Posts from my Pacific Northwest trip still to come, but first, adventures in roasting. What happens when three baristas think they can cook some beans?
My friend Courtney signed up last week to try out a home roaster for a TV show. She invited a bunch of people over, Counter Culture kindly sent up some green beans, and everything went swimmingly for the cameras. After at least two hours of shooting — which will be cut down to less than two minutes of aired footage — Court was exhausted and the few of us remaining at the party were relaxing in the living room.

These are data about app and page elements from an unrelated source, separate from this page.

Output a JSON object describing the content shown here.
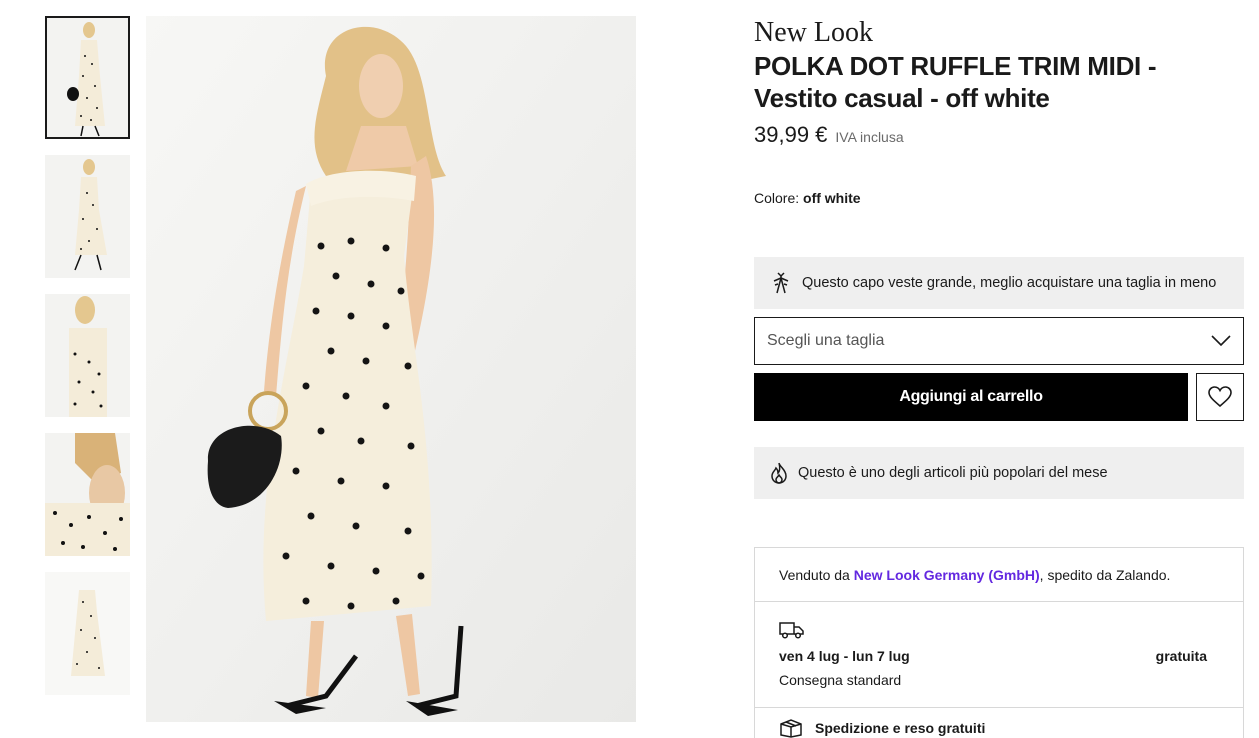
{
  "gallery": {
    "thumbnails": [
      {
        "alt": "view-front-bag",
        "selected": true
      },
      {
        "alt": "view-side",
        "selected": false
      },
      {
        "alt": "view-front-closeup",
        "selected": false
      },
      {
        "alt": "view-back-closeup",
        "selected": false
      },
      {
        "alt": "view-flat",
        "selected": false
      }
    ]
  },
  "product": {
    "brand": "New Look",
    "title_line1": "POLKA DOT RUFFLE TRIM MIDI -",
    "title_line2": "Vestito casual - off white",
    "price": "39,99 €",
    "vat": "IVA inclusa",
    "color_label": "Colore:",
    "color_value": "off white"
  },
  "fit_note": {
    "icon": "size-fit-icon",
    "text": "Questo capo veste grande, meglio acquistare una taglia in meno"
  },
  "size_select": {
    "placeholder": "Scegli una taglia",
    "icon": "chevron-down-icon"
  },
  "actions": {
    "add_to_cart": "Aggiungi al carrello",
    "wishlist_icon": "heart-icon"
  },
  "popular_note": {
    "icon": "flame-icon",
    "text": "Questo è uno degli articoli più popolari del mese"
  },
  "seller": {
    "prefix": "Venduto da ",
    "name": "New Look Germany (GmbH)",
    "suffix": ", spedito da Zalando."
  },
  "delivery": {
    "icon": "truck-icon",
    "dates": "ven 4 lug - lun 7 lug",
    "cost": "gratuita",
    "method": "Consegna standard"
  },
  "shipping_returns": {
    "icon": "box-icon",
    "text": "Spedizione e reso gratuiti"
  },
  "colors": {
    "accent_link": "#6328e0",
    "button_bg": "#000000",
    "note_bg": "#efefef",
    "border": "#d8d8d8"
  }
}
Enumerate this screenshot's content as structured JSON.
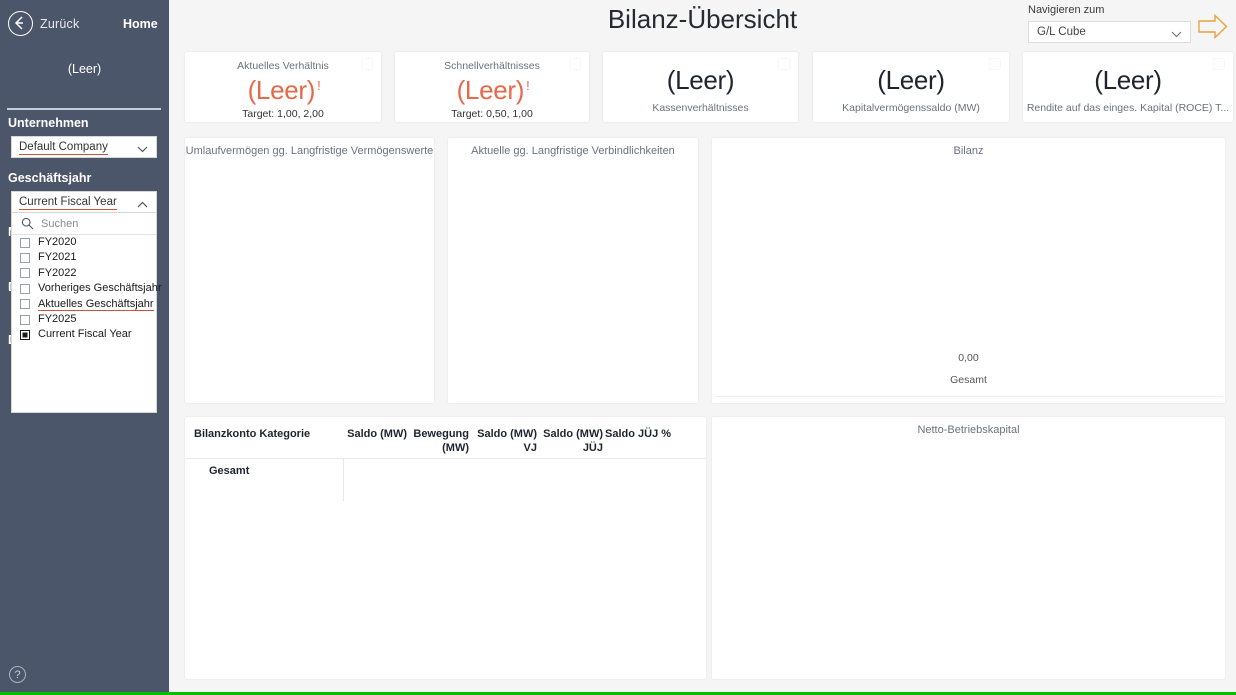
{
  "sidebar": {
    "back_label": "Zurück",
    "home_label": "Home",
    "header_value": "(Leer)",
    "company_label": "Unternehmen",
    "company_value": "Default Company",
    "fiscal_year_label": "Geschäftsjahr",
    "fiscal_year_value": "Current Fiscal Year",
    "hidden_label_m": "M",
    "hidden_label_d1": "D",
    "hidden_label_d2": "D",
    "help_glyph": "?",
    "slicer": {
      "search_placeholder": "Suchen",
      "items": [
        {
          "label": "FY2020",
          "checked": false,
          "highlight": false
        },
        {
          "label": "FY2021",
          "checked": false,
          "highlight": false
        },
        {
          "label": "FY2022",
          "checked": false,
          "highlight": false
        },
        {
          "label": "Vorheriges Geschäftsjahr",
          "checked": false,
          "highlight": false
        },
        {
          "label": "Aktuelles Geschäftsjahr",
          "checked": false,
          "highlight": true
        },
        {
          "label": "FY2025",
          "checked": false,
          "highlight": false
        },
        {
          "label": "Current Fiscal Year",
          "checked": true,
          "highlight": false
        }
      ]
    }
  },
  "header": {
    "title": "Bilanz-Übersicht",
    "navigate_label": "Navigieren zum",
    "navigate_value": "G/L Cube"
  },
  "kpis": [
    {
      "caption": "Aktuelles Verhältnis",
      "value": "(Leer)",
      "bang": "!",
      "target": "Target: 1,00, 2,00",
      "alert": true
    },
    {
      "caption": "Schnellverhältnisses",
      "value": "(Leer)",
      "bang": "!",
      "target": "Target: 0,50, 1,00",
      "alert": true
    },
    {
      "caption": "Kassenverhältnisses",
      "value": "(Leer)",
      "bang": "",
      "target": "",
      "alert": false
    },
    {
      "caption": "Kapitalvermögenssaldo (MW)",
      "value": "(Leer)",
      "bang": "",
      "target": "",
      "alert": false
    },
    {
      "caption": "Rendite auf das einges. Kapital (ROCE) T...",
      "value": "(Leer)",
      "bang": "",
      "target": "",
      "alert": false
    }
  ],
  "panels": {
    "p1_title": "Umlaufvermögen gg. Langfristige Vermögenswerte",
    "p2_title": "Aktuelle gg. Langfristige Verbindlichkeiten",
    "p3_title": "Bilanz",
    "p3_total_value": "0,00",
    "p3_axis_label": "Gesamt",
    "p5_title": "Netto-Betriebskapital"
  },
  "table": {
    "headers": [
      "Bilanzkonto Kategorie",
      "Saldo (MW)",
      "Bewegung (MW)",
      "Saldo (MW) VJ",
      "Saldo (MW) JÜJ",
      "Saldo JÜJ %"
    ],
    "total_row_label": "Gesamt"
  },
  "chart_data": [
    {
      "type": "bar",
      "title": "Umlaufvermögen gg. Langfristige Vermögenswerte",
      "categories": [],
      "values": [],
      "xlabel": "",
      "ylabel": ""
    },
    {
      "type": "bar",
      "title": "Aktuelle gg. Langfristige Verbindlichkeiten",
      "categories": [],
      "values": [],
      "xlabel": "",
      "ylabel": ""
    },
    {
      "type": "bar",
      "title": "Bilanz",
      "categories": [
        "Gesamt"
      ],
      "values": [
        0.0
      ],
      "value_labels": [
        "0,00"
      ],
      "xlabel": "",
      "ylabel": ""
    },
    {
      "type": "table",
      "title": "Bilanzkonto Kategorie",
      "columns": [
        "Bilanzkonto Kategorie",
        "Saldo (MW)",
        "Bewegung (MW)",
        "Saldo (MW) VJ",
        "Saldo (MW) JÜJ",
        "Saldo JÜJ %"
      ],
      "rows": [
        [
          "Gesamt",
          "",
          "",
          "",
          "",
          ""
        ]
      ]
    },
    {
      "type": "bar",
      "title": "Netto-Betriebskapital",
      "categories": [],
      "values": [],
      "xlabel": "",
      "ylabel": ""
    }
  ],
  "colors": {
    "sidebar_bg": "#4c566b",
    "alert": "#e8684a",
    "underline": "#c8553a",
    "status_bar": "#00c000"
  }
}
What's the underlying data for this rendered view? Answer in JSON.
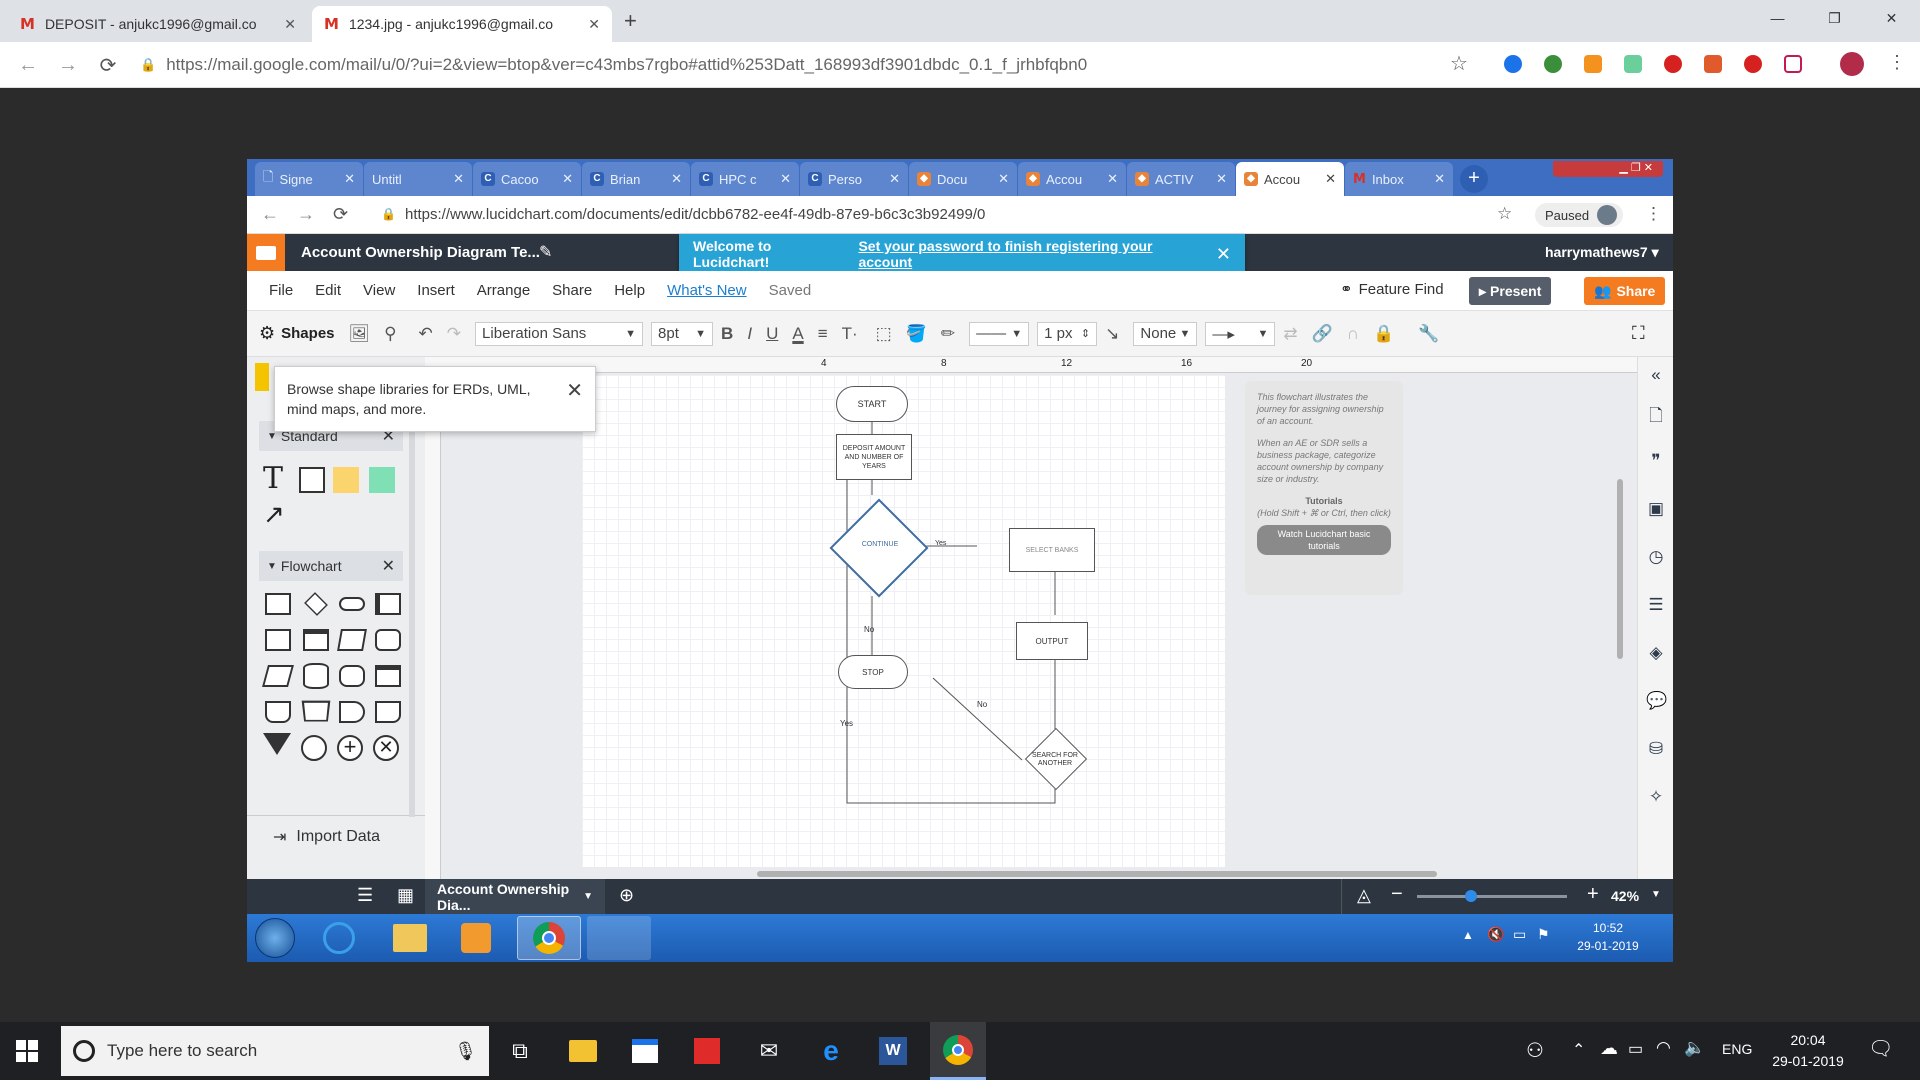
{
  "outer_browser": {
    "tabs": [
      {
        "title": "DEPOSIT - anjukc1996@gmail.co"
      },
      {
        "title": "1234.jpg - anjukc1996@gmail.co"
      }
    ],
    "new_tab": "+",
    "url": "https://mail.google.com/mail/u/0/?ui=2&view=btop&ver=c43mbs7rgbo#attid%253Datt_168993df3901dbdc_0.1_f_jrhbfqbn0",
    "window_controls": [
      "—",
      "❐",
      "✕"
    ]
  },
  "inner_browser": {
    "tabs": [
      "Signe",
      "Untitl",
      "Cacoo",
      "Brian",
      "HPC c",
      "Perso",
      "Docu",
      "Accou",
      "ACTIV",
      "Accou",
      "Inbox"
    ],
    "active_tab_index": 9,
    "url": "https://www.lucidchart.com/documents/edit/dcbb6782-ee4f-49db-87e9-b6c3c3b92499/0",
    "paused_label": "Paused"
  },
  "lucid": {
    "doc_title": "Account Ownership Diagram Te...",
    "banner_text": "Welcome to Lucidchart!",
    "banner_link": "Set your password to finish registering your account",
    "user": "harrymathews7 ▾",
    "menu": [
      "File",
      "Edit",
      "View",
      "Insert",
      "Arrange",
      "Share",
      "Help"
    ],
    "whats_new": "What's New",
    "saved": "Saved",
    "feature_find": "Feature Find",
    "present": "Present",
    "share": "Share",
    "toolbar": {
      "shapes_label": "Shapes",
      "font": "Liberation Sans",
      "font_size": "8pt",
      "line_width": "1 px",
      "arrow_start": "None"
    },
    "tooltip": "Browse shape libraries for ERDs, UML, mind maps, and more.",
    "panels": {
      "standard": "Standard",
      "flowchart": "Flowchart",
      "import": "Import Data"
    },
    "flow": {
      "start": "START",
      "deposit": "DEPOSIT AMOUNT AND NUMBER OF YEARS",
      "continue": "CONTINUE",
      "yes1": "Yes",
      "select": "SELECT BANKS",
      "no1": "No",
      "output": "OUTPUT",
      "stop": "STOP",
      "no2": "No",
      "search": "SEARCH FOR ANOTHER",
      "yes2": "Yes"
    },
    "notes": {
      "p1": "This flowchart illustrates the journey for assigning ownership of an account.",
      "p2": "When an AE or SDR sells a business package, categorize account ownership by company size or industry.",
      "heading": "Tutorials",
      "hint": "(Hold Shift + ⌘ or Ctrl, then click)",
      "button": "Watch Lucidchart basic tutorials"
    },
    "page_tab": "Account Ownership Dia...",
    "zoom": "42%",
    "ruler_marks": [
      "4",
      "8",
      "12",
      "16",
      "20"
    ]
  },
  "win7_taskbar": {
    "time": "10:52",
    "date": "29-01-2019"
  },
  "win10_taskbar": {
    "search_placeholder": "Type here to search",
    "lang": "ENG",
    "time": "20:04",
    "date": "29-01-2019"
  }
}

David, who had just returned from Berlin, was there as well. He brought with him a bag of green beans he’d bought somewhere in Tanzania this summer. Their sourcing was suspect to begin with, but months of storage in a ziplock bag hadn’t done the beans any favors. They were noticeably spongier and moister than the ones from Counter Culture.
This being perhaps the only time that David’s beans and a home coffee roaster would ever be in the same room, I suggested we roast them up. “It only takes ten minutes,” I said. So while Court curled up on the couch with her dogs and her boyfriend, the three baristas David, Joel, and I ran into the kitchen for our first attempt at roasting.
None of us had actually used the roaster before, and I was the only one who’d even seen it in operation. David poured a bunch of his moist Tanzanian beans into it. “That looks like a little too much coffee,” I said.
“Yeah, Courtney didn’t use that much. Let’s take some out.”
We took some of the beans out and then, feeling a bit unsure of ourselves, went back to the living room to question Court about it. David asked her, “So you just put the beans in and turn it on, right?”
“Right,” she said. “Just check the directions to set the temperatures and times you want.”
Not really believing that changing the settings would do anything good or bad to this particular coffee, and being men, we took this as affirmation that there was no need to read any directions. David pushed some seemingly random buttons and the roasting process was begun.
Lots of things happen to green coffee beans during roasting. Moisture is evaporated, the beans expand drastically in volume, and carbon dioxide (plus very small amounts of carbon monoxide) is released. Contrary to popular belief, the smell of roasting coffee isn’t all that great. Freshly roasted coffee smells delicious; the smoke it produces, not so much. All of these facts were about to conspire against us as we tranformed Courtney’s kitchen into the world’s worst small batch roastery.
Normally, the beans circulate throughout the roasting chamber as the air blows through them. But since we’d used too much coffee, when the beans expanded they had nowhere to move. They were pinned in place, with a small amount of them stuck right at the hottest point in the roaster. Those burnt to a crisp while the rest sent out plumes of smoke and steam.
Smoke pouring into the kitchen was the first sign of things gone wrong.
It’s a good thing the camera crew had left already. People in the kitchen barely show up on film.
I think the carbon monoxide is getting to David in this photo.
At this point the smart thing to do would have been to unplug the roaster. In our defense, it was Court’s idea to have us pose for pictures instead. Perhaps she just wanted evidence for the civil suit?
Nearly two years after Court and I stopped being roommates, I can still find ways to leave a royal mess in her kitchen.